“My idea was to create these incredibly intricate and narrative pieces,” Ms. Kohen, 26, said during a recent phone interview from her home studio in the Gokturk district of Istanbul.
And she does that to joyous excess by stringing together beads and improbable combinations of materials. For example, Respiro, a necklace inspired by the 2002 Emanuele Crialese-directed film of the same name, combined miniature conch shells, blue glass hearts, tiny glass beads strung into bows, mother-of-pearl crosses, freshwater pearls, Dalmatian jasper, citrine, ametrine and black onyx. It shouldn’t work, but it does.
Unlike metal jewelry, which requires planning to cast or mold it, beads can be threaded freehand, so creation becomes “meditative and unconscious,” she said. “I add and subtract a lot until I feel like it’s reached its ultimate form.”

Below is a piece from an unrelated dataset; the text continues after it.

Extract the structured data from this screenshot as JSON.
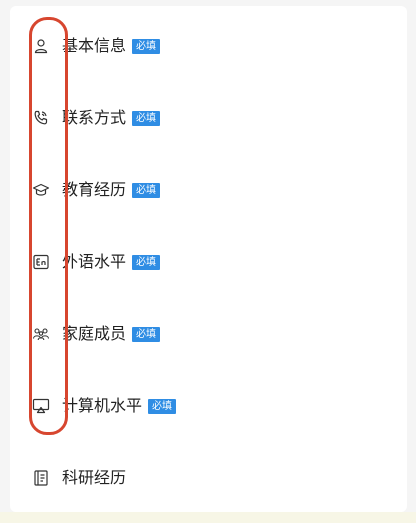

Ms. Kohen’s jewelry exemplifies a renewed enthusiasm for beadwork in contemporary jewelry design — from simple strings of cowrie shells to seemingly impossible tangles of seed pearls. While many such pieces are a rejection of the no-frills minimalism and stealth luxury trends that have dominated in recent years, they also showcase human endeavor: This is jewelry that is unmistakably created by hand.